Inā ‘o you … noho paipai.  The “inā” of this verse can be read as the idiomatic “let's go; let's get to it,” but the nostalgic context of I‘i's composition (as we understand it, anyway) makes “if / if only” the more likely translation: if only you and I were there, you would be sitting on the rocking chair. Saichi Kawahara describes the setting of this verse as a house on Makee Island “with a veranda that had a rocking chair” (Yahoo Groups, Re: [Hula Girls] Makee Ailana, March 17, 2008), but we have been unable to find any documents, written or photographic, to corroborate his account. Carol Wilcox and the editorial team of He Mele Aloha are also skeptical of that chair's existence as anything but metaphorical: “As far as we know, there were no rocking chairs on the island” (165). Kimo Alama explains that “the illusion of the rocking chair,” is actually an allusion “to the motions of sexual intercourse,” and he notes that the last line of the verse is sometimes sung,”Kau pono i ka noho paipai” (Ms Grp 329, 5.50).

Makee ‘Ailana hu‘e ka mana‘o.  Our literal reading of this line is “(At) Makee Island, thought-desire-intention reveals-exposes (itself).” Makee Island, says James K. I‘i, is where I was able to express – and act upon – my thoughts, thoughts of love for a woman entwined with thoughts of love for the land.

Notes to the Essay

1. Sonny Chillingworth recorded the song on four different occasions; this early release is perhaps the most significant since he was joined by Vicki I‘i Rodrigues, the composer’s granddaughter.

2. Kapua, a smaller land section on the Diamond Head side of the park, was leased to the association by Swedish immigrant Alan Herbert.

3. I am indebted here, and throughout this essay, to the research of Robert Weyeneth whose Kapi‘olani Park: A History (Honolulu: Kapiolani Park Preservation Society, 2002) has done much to open my eyes to the complex and controversial history of the park and its often idealized ‘ailana.

4. Weyeneth, 2..

5. Ibid, 38.

6. Ibid, 39-42.

7. Ibid.

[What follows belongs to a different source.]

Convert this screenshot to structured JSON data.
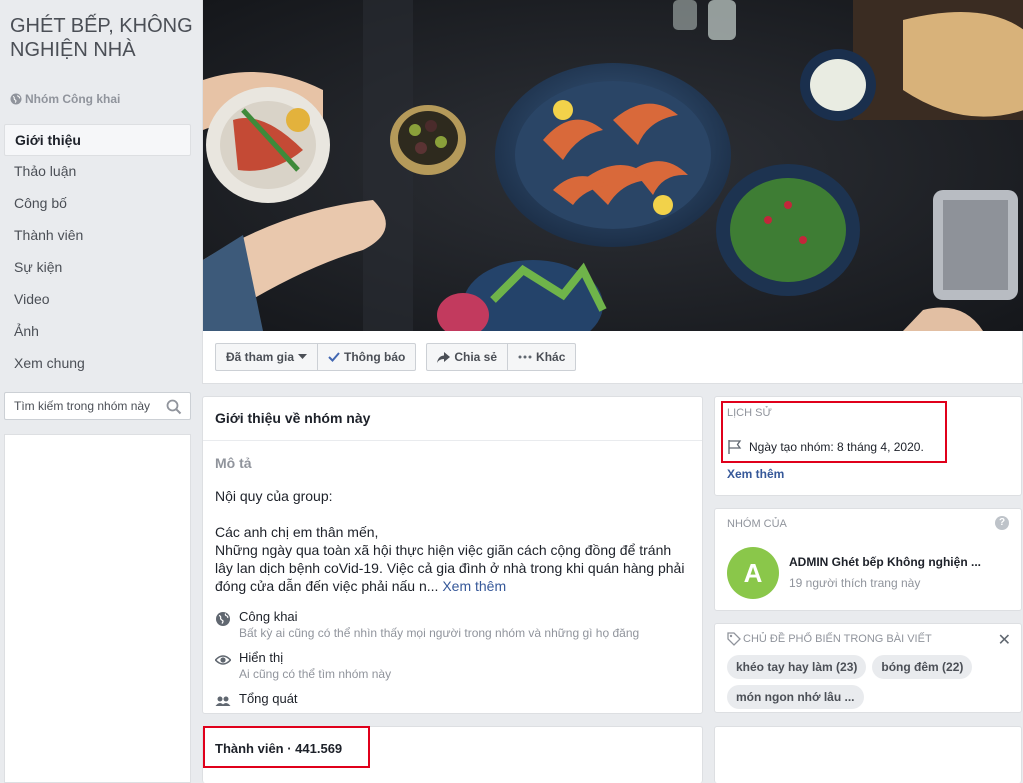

8. Ray Jerome Baker, Hawaiian Yesterdays, Honolulu: Mutual Publishing, 1982: 82, 185, 197.  Additional, turn of the century photographs of the island from the Hawaii State Archives and the Hawaiian Historical Society, have been published by Don Hibbard and David Franzen in The View From Diamond Head, Honolulu: Editions Limited, 1986: 42-47.

9. We have a copy of this map in our possession. Later revisions of the same map have been published in Weyeneth, 20, and Hibbard-Franzen, 15.

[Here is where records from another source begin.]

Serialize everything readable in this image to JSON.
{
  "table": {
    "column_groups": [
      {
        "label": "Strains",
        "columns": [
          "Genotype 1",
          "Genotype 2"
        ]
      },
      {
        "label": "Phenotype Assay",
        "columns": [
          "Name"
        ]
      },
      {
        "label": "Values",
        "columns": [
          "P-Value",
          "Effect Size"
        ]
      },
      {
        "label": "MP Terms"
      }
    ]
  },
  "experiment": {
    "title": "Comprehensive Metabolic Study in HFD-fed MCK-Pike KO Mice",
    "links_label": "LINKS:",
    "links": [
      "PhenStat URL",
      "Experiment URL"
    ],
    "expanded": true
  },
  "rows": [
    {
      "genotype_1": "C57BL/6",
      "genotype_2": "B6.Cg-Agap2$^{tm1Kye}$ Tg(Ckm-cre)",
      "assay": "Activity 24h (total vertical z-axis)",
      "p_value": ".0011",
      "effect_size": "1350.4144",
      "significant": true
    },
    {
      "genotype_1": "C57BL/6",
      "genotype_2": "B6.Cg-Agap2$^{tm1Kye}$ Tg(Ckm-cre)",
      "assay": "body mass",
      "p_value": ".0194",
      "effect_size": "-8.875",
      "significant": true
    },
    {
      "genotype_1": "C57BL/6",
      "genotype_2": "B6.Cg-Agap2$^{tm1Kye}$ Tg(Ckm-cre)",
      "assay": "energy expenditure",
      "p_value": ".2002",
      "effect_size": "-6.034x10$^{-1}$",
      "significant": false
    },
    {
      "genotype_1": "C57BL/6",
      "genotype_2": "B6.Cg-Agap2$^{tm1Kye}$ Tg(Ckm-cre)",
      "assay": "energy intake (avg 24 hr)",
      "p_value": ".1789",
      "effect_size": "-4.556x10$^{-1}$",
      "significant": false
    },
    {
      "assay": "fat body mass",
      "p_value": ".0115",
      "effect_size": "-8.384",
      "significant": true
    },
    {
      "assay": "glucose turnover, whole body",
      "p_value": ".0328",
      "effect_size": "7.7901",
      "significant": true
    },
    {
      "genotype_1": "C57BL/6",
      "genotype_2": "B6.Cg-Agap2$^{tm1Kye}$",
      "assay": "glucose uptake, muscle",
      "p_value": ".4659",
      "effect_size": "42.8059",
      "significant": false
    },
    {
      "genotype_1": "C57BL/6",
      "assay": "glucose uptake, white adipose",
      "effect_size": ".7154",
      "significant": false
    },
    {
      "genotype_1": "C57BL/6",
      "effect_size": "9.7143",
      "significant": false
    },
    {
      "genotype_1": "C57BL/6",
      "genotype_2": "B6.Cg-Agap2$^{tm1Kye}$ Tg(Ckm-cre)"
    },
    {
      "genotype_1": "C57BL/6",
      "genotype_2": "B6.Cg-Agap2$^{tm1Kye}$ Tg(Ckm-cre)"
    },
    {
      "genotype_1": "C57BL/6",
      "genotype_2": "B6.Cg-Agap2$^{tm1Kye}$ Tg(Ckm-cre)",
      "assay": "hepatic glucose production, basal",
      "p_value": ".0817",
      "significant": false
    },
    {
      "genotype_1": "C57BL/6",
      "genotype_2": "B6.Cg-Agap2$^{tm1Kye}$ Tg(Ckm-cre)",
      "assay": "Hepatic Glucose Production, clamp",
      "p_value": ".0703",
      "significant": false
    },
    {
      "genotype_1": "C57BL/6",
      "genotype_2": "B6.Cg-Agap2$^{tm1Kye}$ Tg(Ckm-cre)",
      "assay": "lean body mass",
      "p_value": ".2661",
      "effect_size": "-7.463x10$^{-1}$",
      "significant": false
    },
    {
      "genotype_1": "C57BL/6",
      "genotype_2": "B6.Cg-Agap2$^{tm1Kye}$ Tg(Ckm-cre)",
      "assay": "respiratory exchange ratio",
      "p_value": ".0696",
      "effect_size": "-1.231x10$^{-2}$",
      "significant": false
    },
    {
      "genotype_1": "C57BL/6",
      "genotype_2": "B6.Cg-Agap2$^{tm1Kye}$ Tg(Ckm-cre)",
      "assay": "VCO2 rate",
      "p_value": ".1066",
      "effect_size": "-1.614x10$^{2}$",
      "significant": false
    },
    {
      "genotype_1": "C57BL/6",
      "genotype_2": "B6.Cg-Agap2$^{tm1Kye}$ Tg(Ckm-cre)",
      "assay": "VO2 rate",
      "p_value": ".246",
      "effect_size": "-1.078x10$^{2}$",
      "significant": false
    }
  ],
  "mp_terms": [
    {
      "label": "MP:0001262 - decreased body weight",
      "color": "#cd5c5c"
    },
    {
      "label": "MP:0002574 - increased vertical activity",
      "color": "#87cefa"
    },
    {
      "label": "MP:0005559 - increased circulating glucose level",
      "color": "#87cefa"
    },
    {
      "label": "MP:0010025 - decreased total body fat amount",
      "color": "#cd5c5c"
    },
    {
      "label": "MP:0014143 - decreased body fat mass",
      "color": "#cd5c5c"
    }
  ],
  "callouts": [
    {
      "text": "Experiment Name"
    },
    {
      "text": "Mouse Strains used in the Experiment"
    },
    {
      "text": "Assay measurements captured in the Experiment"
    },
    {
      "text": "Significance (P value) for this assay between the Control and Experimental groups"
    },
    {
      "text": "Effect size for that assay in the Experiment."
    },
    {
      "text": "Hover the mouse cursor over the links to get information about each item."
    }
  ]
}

10. Buke Mele Lahui, Honolulu: Hawaiian Historical Society, 2003:86.-27.

11. Make‘e is a double-edged word; it can mean “greedy, covetous, desirous to have,” or it can mean “to prize, have affection for.”  Hawaiians of the mid-1890s played on both meanings when they criticized their annexationist enemies as “poe makee waiwai” and praised those loyal to race, crown, and land as “poe makee lahui a aloha aina.” See, for example, Ka Makaainana, November 23 and 30, 1896.

12. Ka Makaainana, July 22, 1895: “E hoolilo ana o Maki Ailana ma keia mua iho i wahi hoomoana no na koa…”  Ibid, July 29, 1895: “I neia kakahiaka nui ua huli hoi mai ai ke Komopani A o na koa Aupuni, mai ka hele hoomaamaa paikau ana i waho o Maki Ailana…”

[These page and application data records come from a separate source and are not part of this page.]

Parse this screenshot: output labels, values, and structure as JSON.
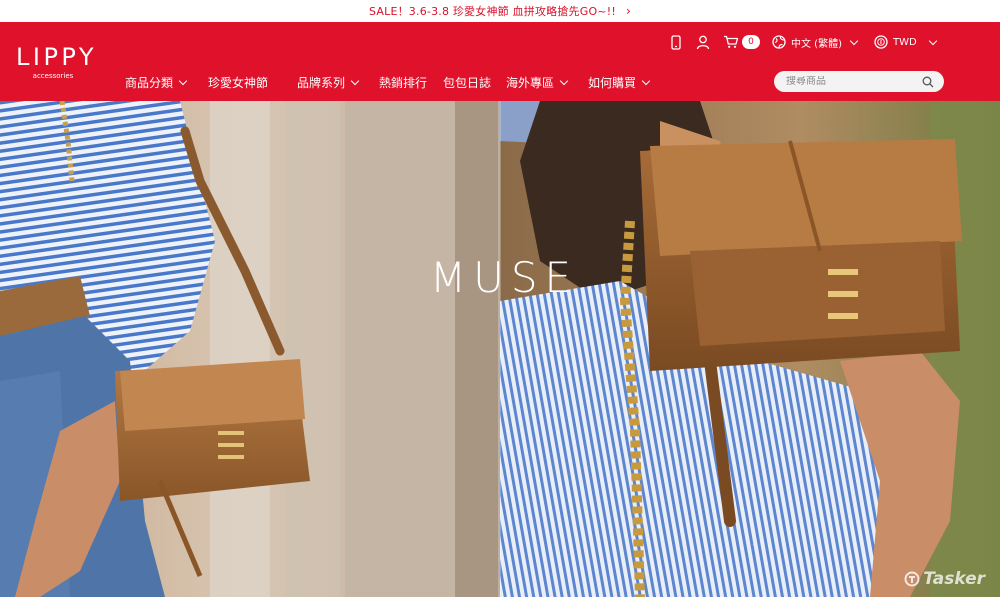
{
  "announcement": {
    "text": "SALE！3.6-3.8 珍愛女神節 血拼攻略搶先GO~!!"
  },
  "brand": {
    "name": "LIPPY",
    "tagline": "accessories"
  },
  "topbar": {
    "cart_count": "0",
    "language": "中文 (繁體)",
    "currency": "TWD"
  },
  "nav": {
    "items": [
      "商品分類",
      "珍愛女神節",
      "品牌系列",
      "熱銷排行",
      "包包日誌",
      "海外專區",
      "如何購買"
    ]
  },
  "search": {
    "placeholder": "搜尋商品"
  },
  "hero": {
    "title": "MUSE"
  },
  "watermark": {
    "text": "Tasker"
  },
  "colors": {
    "brand_red": "#e0112b",
    "announcement_text": "#d9122c"
  },
  "icons": [
    "mobile-icon",
    "user-icon",
    "cart-icon",
    "globe-icon",
    "currency-icon",
    "search-icon",
    "chevron-right-icon",
    "chevron-down-icon"
  ]
}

13. Ibid, “Puali Puhiohe Lahui, Hoi Nui Mai me ko ka Lehulehu Ohohia,” November 23, 1896.

14. Ibid, “Puhiohe ma Maki Ailana,” June 8, 1896.

15. Weyeneth, 65, 149n19.

16. Hibbard and Franzen, 43.

17. Weyeneth, 74, 79. It is difficult to judge the accuracy and integrity of these reports since they were delivered by men with a vested interest in the ongoing development of Waikīkī as a tourist destination and affluent suburb – and not in its continued existence as a land of fish ponds and taro fields.

18. When Pinkham wrote the report, he was the director of the territory's department of health.

19. It was named in a contest won by Jenny Wilson. Hibbard and Franzen, 89.

20. Ibid, 92.

21. Ibid, 89, 92.

22. Grove Day, History Makers of Hawaii, Honolulu: Mutual Publishing, 1984:55.

23. John Papa I‘i, Fragments of Hawaiian History, Honolulu: Bishop Museum Press, 1959:17.

24. Billy Bergen, Loyal to the Land: The Legendary Parker Ranch, Honolulu: University of Hawai‘i Press, 2006:80.

© Kīhei de Silva 2009.  All rights reserved.
This essay was first published in Hālau Mōhala ‘Ilimaʻs 2009 Merrie Monarch Fact Sheet. 

It is offered here in slightly revised and updated form.